Second, Mill Creek Gravel, Inc. was ready, willing, and able to perform under the terms of the agreement, and
Third, defendants Ed and Dixie Kelley prevented Mill Creek Gravel, Inc. from performing mining operations, and
Fourth, because of defendants Ed and Dixie Kelley's failure to perform the agreement Mill Creek Gravel, Inc. was damaged.
(J.A. at 5.)
"Special damages" are those types of damages that, although resulting from the wrongful act, are not usually associated with the claim in question and must be plead in order to avoid unfair surprise to the defendantSee Avitia v. Metro. Club of Chicago, Inc., 49 F.3d 1219, 1226 (7th Cir.1995) (defining special damages as "damages that are unusual for the type of claim in question-that are not the natural damages associated with such a claim"). Courts have held attorney fees to be special damages primarily in instances when available under a contract between the parties. See Nat'l Liberty, 120 F.3d at 916 (attorney fees available under an agreement between the parties constitute special damages that must be pled under 9(g)); Maidmore Realty Co., Inc. v. Maidmore Realty Co., Inc., 474 F.2d 840, 843 (3d Cir.1973) (attorney fees available under contract are special damages).

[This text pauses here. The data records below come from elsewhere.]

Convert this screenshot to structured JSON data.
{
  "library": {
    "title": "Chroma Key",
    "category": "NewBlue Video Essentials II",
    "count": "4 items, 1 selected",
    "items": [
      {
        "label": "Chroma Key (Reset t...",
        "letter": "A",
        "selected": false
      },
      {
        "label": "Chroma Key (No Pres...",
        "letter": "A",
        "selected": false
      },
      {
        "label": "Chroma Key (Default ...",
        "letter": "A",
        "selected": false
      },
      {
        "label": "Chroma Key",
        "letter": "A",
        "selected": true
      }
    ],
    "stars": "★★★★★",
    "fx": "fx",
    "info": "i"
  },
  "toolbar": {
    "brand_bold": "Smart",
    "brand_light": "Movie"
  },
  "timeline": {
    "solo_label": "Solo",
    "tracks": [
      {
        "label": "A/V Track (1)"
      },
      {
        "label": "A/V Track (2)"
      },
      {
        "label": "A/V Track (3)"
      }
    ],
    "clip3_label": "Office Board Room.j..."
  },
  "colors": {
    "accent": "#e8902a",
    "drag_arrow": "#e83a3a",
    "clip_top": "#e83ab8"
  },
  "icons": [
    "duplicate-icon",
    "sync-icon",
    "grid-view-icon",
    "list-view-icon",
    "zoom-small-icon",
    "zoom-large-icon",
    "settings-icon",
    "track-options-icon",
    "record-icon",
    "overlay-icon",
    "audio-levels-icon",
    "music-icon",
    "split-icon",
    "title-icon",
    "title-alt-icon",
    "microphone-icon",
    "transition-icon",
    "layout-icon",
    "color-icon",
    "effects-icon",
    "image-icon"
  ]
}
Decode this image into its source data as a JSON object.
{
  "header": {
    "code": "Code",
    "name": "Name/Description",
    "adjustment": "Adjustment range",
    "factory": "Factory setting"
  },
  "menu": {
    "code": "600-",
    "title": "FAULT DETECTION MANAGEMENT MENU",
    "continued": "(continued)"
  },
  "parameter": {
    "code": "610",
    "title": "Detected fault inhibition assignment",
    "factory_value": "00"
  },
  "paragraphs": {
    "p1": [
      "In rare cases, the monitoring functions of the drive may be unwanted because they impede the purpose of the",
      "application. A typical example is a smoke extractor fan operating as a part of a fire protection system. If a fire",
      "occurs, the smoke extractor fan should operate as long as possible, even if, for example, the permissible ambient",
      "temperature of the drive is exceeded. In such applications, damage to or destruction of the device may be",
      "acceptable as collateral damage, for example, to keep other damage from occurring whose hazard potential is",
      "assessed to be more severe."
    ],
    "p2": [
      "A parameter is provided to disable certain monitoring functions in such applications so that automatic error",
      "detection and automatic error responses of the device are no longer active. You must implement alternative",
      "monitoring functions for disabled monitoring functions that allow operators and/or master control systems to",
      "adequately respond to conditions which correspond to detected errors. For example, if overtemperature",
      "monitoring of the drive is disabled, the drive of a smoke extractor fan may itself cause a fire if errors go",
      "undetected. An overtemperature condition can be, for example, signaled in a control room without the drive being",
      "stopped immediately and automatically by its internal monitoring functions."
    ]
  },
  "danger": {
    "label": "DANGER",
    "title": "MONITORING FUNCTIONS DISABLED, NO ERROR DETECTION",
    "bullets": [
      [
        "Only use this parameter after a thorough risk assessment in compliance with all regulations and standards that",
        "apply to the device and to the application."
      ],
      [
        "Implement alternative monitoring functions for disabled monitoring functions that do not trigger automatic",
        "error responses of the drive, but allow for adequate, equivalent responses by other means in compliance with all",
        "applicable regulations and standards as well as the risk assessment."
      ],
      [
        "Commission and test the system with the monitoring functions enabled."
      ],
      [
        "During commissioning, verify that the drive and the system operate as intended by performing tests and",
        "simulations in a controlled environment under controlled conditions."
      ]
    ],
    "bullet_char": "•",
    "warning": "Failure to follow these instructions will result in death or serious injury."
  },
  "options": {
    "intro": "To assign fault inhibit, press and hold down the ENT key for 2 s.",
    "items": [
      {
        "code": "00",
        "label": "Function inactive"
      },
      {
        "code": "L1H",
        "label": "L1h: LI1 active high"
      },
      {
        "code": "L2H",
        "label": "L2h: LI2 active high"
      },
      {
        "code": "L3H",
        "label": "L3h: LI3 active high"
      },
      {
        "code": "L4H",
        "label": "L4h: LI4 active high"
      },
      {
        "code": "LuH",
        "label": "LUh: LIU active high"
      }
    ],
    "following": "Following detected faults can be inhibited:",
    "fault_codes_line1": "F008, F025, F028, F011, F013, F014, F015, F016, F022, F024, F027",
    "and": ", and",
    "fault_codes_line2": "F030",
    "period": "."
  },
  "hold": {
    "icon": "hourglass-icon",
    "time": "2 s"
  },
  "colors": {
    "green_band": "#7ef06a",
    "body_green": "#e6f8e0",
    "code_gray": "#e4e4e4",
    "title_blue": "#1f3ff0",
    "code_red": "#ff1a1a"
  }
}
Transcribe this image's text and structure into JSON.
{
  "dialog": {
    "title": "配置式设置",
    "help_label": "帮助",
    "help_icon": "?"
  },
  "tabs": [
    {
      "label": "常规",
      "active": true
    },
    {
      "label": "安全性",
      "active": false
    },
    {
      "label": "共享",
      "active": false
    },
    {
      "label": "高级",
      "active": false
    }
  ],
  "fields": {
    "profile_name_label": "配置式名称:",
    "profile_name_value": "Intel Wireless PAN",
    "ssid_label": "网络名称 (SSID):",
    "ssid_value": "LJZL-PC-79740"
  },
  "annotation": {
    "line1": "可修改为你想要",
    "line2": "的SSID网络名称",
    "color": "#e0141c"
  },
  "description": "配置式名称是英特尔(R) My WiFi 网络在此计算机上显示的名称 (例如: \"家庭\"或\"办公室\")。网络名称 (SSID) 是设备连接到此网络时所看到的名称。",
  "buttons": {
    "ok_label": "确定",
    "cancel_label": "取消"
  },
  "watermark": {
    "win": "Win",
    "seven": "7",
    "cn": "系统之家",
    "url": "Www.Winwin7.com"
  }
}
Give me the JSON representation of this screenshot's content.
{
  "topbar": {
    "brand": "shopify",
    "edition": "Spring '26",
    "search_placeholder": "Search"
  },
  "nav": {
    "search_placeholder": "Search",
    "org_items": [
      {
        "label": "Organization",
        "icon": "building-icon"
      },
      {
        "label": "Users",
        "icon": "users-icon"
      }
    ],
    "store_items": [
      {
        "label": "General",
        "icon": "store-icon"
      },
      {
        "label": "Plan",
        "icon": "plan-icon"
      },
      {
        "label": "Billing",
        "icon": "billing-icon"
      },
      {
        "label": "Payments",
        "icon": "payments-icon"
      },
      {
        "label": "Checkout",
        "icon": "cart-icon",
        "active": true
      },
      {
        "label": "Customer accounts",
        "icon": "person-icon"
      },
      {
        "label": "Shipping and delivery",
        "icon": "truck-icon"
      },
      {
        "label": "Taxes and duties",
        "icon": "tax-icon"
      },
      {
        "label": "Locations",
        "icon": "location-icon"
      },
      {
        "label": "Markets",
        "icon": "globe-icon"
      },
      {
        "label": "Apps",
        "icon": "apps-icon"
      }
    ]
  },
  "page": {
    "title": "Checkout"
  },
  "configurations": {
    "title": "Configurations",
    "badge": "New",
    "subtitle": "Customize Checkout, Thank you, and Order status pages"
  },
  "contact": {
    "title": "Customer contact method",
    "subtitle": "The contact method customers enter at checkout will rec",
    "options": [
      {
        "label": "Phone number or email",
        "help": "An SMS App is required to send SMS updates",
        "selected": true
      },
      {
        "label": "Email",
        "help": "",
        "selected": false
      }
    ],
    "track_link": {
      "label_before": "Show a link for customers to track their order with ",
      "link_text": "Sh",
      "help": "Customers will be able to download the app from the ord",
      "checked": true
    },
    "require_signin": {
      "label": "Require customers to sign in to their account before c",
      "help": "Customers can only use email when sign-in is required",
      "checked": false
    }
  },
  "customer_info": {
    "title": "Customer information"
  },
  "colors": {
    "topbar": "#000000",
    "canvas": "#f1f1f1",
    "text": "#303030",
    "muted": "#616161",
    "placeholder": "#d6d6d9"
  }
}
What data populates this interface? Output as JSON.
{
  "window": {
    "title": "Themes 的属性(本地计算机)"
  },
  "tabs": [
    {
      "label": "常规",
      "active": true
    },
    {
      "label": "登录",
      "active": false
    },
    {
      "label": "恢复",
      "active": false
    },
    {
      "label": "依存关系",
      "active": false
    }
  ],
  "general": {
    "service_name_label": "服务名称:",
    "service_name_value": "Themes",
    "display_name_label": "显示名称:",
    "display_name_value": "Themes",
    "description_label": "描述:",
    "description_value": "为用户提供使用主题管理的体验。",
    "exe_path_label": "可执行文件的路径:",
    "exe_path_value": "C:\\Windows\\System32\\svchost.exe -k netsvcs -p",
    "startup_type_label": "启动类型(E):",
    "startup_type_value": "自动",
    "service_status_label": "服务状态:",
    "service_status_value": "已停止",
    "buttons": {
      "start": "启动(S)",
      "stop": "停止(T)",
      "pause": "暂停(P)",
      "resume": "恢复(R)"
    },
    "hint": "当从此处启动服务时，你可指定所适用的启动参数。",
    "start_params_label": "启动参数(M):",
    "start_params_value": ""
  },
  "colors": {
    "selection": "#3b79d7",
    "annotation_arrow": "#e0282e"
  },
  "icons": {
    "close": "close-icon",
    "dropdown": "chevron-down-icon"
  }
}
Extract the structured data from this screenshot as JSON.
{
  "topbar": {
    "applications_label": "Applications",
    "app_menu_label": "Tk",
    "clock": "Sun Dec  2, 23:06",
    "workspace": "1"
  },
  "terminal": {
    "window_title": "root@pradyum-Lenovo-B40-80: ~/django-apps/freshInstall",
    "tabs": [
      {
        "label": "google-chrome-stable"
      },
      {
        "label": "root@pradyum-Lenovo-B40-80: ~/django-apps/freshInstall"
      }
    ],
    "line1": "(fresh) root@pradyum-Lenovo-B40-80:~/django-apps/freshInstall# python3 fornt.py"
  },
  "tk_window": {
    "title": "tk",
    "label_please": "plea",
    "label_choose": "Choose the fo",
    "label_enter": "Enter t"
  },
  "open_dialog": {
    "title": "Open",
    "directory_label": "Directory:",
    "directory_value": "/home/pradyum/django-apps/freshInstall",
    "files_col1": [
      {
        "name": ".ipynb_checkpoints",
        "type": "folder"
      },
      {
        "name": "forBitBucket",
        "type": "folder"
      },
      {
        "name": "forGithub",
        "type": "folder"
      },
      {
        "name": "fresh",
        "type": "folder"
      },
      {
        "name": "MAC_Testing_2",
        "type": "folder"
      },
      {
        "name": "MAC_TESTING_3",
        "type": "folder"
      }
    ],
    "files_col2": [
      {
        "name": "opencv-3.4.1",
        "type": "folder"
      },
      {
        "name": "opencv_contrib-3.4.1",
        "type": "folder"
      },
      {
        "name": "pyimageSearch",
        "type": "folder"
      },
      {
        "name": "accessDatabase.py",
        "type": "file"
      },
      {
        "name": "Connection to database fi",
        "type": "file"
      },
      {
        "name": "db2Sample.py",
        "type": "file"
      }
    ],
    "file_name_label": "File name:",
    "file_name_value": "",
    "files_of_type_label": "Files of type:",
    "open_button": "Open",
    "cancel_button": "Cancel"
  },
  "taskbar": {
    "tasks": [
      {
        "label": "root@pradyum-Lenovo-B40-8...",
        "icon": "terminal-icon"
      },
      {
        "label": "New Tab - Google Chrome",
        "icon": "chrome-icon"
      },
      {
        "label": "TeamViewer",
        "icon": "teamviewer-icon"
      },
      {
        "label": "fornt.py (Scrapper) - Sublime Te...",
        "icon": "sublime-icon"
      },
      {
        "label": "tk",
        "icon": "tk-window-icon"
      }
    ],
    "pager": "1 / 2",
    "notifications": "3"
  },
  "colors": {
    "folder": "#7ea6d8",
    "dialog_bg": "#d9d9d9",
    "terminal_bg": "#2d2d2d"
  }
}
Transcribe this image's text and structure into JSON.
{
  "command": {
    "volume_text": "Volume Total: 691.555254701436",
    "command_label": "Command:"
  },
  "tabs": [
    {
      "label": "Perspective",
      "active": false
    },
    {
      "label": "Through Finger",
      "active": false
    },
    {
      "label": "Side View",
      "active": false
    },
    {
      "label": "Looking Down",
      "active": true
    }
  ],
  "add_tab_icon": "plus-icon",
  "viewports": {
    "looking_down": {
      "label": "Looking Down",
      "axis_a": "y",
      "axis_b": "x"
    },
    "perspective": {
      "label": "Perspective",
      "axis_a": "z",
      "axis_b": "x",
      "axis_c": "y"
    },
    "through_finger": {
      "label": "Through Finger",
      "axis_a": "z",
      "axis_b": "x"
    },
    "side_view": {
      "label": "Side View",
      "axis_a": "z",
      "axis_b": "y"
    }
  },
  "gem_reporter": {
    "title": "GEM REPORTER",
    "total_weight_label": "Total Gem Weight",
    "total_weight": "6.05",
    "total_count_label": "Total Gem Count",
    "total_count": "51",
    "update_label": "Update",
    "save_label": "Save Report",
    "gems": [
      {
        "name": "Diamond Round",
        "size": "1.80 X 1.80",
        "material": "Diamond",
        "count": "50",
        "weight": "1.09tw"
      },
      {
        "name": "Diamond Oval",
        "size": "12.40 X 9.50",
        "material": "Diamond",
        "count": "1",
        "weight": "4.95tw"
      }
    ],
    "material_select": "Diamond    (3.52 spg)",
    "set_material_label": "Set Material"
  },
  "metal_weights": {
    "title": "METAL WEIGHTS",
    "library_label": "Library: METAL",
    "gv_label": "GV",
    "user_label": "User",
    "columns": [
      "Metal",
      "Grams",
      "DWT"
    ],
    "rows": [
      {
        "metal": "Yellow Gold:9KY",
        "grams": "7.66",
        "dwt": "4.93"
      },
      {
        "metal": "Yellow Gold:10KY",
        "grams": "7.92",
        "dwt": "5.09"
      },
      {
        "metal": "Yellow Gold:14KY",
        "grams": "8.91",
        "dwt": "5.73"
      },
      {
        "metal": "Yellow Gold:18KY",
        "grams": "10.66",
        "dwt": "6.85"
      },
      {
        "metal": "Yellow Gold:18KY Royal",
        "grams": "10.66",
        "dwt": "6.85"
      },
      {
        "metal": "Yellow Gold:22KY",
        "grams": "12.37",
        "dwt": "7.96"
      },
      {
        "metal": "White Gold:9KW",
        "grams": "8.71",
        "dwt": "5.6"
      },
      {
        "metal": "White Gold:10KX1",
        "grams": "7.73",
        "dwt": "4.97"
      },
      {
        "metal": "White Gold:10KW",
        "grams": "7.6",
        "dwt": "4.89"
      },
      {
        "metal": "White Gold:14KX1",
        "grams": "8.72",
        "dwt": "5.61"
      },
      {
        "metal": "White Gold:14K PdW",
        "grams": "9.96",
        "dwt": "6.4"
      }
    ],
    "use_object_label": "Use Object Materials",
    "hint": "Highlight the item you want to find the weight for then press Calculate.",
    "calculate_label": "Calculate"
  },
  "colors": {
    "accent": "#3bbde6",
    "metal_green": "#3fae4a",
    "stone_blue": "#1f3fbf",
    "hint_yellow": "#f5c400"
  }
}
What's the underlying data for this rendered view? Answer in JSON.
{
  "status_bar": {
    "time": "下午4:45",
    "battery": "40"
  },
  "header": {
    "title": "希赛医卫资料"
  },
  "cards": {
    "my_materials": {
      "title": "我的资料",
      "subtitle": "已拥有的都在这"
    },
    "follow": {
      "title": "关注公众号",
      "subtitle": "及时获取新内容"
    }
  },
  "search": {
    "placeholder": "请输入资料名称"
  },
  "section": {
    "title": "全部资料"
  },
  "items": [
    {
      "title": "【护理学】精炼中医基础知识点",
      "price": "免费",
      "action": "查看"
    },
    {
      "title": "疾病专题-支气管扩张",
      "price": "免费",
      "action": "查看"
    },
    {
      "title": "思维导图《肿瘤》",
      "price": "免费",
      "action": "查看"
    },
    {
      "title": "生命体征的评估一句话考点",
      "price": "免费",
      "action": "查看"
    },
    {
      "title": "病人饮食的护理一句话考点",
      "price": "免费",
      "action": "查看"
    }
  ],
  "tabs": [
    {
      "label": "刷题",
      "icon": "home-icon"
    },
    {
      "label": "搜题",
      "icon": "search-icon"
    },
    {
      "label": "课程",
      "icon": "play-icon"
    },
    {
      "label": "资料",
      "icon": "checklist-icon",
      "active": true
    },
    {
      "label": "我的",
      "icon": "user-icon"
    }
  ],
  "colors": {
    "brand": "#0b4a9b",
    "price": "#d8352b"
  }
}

Federal Rule of Civil Procedure 54(d)(2)(A) provides that "[c]laims for attorneys' fees and related non-taxable expenses shall be made by motion unless the substantive law governing the action provides for the recovery of such fees as an element of damages to be proved at trial."
Consistent with this ruling, Tipton is not entitled to the costs for his expert witnesses on lost profits, Jay McIntyre and Mikel Carlson. We therefore do not need to reach the issue, raised by the Kelleys on appeal, of whether the district court erred with respect to its award of costs for these witnesses